They grasp the world into which their U.S. born spouse and children will be forced to live in. But for many of them, it is hard to express what they anticipate will happen to their family, which is suddenly trasported to a country about which they know little, if anything.
The Ohio State study, however, should not be used to simply present Gallo’s findings.
Rather, the issues she verifies can be used to amplify the same types of concerns in your case. Towards that end, here are the most common matters that are present in nearly all immigration hardship cases, where relocation is a key factor of the judge’s decision.
As the Ohio State study illustrates, to suddenly transport children from the United States to another country, where they have no roots, is almost certain to lead to educational problems.
Even if the children are high-achievers in their U.S. classes, without strong fluency in their new country’s language, they will struggle with classroom and homework assignments. This problem is compounded if the children’s immigrant parents have weak academic backgrounds or the country does not offer “Second Language” assistance for school-age children.
It is not uncommon for children to be the subject of teasing, isolation, and left out of the inner circles of students at their new schools. In many instances, the more “Americanized” a child is, the more harshly they may be ridiculed and called names. This is not surprising because such behavior is similar to what immigrants who come to the United States face from their American peers.
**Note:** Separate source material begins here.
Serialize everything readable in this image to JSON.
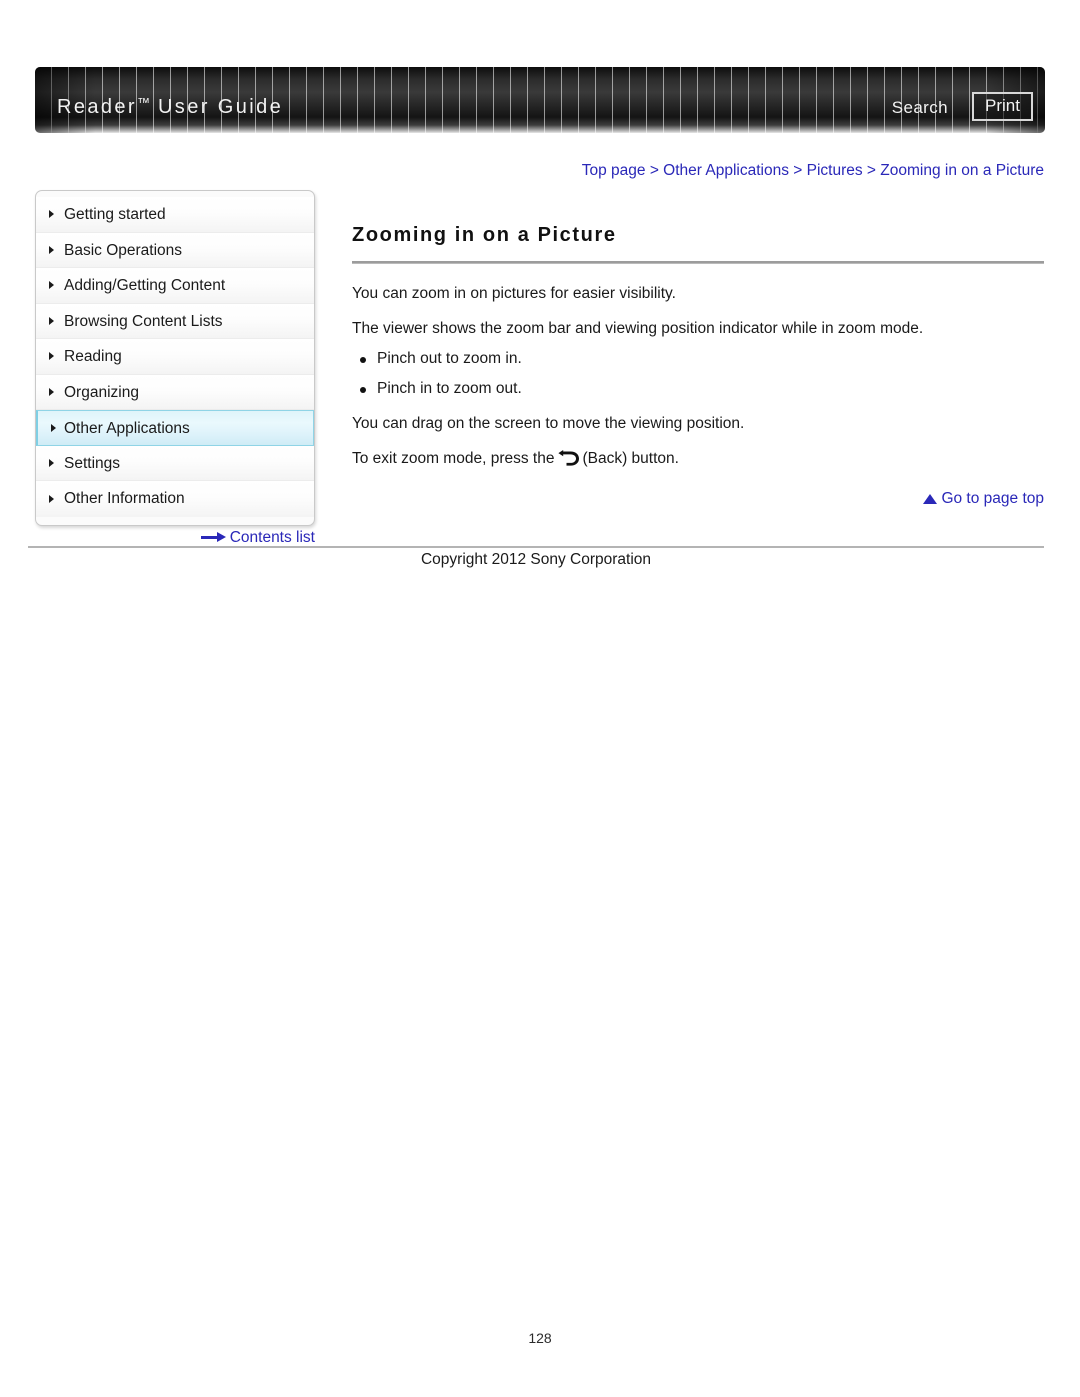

The effects of being left out, isolation, and feeling discriminated by peers can often affect the U.S. children for many years. These experiences in their new home, coupled with the loss of all that they were familiar with in the United States – the loss of friends, the loss of family, the loss of community – will impact their adjustment to a new culture.
As the children grow older, some will continue to experience a sense of “difference” and “resentment”, leading to some of these children to move back to the U.S. with relatives or, when they are old enough, return to the United States alone. Such actions, of course, will cause them to separate with the family members living in the foreign country abroad.
In various countries, there is turmoil that is more prevalent and out-of-control than in the U.S. As a result, the U.S. born children may be exposed to poverty, gangs, crime, and violence they had never experienced. This type of social environment could lead to the children wanting to fit in, to be influenced by such activities, or wanting to stay far away from these types of actions, to become the victims of crime and violence.
Here is the key take-away. If you’re an immigrant, the impact of relocation is an issue that you want to discuss as part of your hardship defense at your immigration court case.
The various points raised by Professor Gallo’s study can open to more issues how your minor children will be heavily affected by, should you have to move back to your home country.
To present your best case possible, you must discuss these types of impacts on your children at your hearing, and ensure the judge weighs each and every one fully.
By Carlos Batara, Immigration Law, Policy, And Politics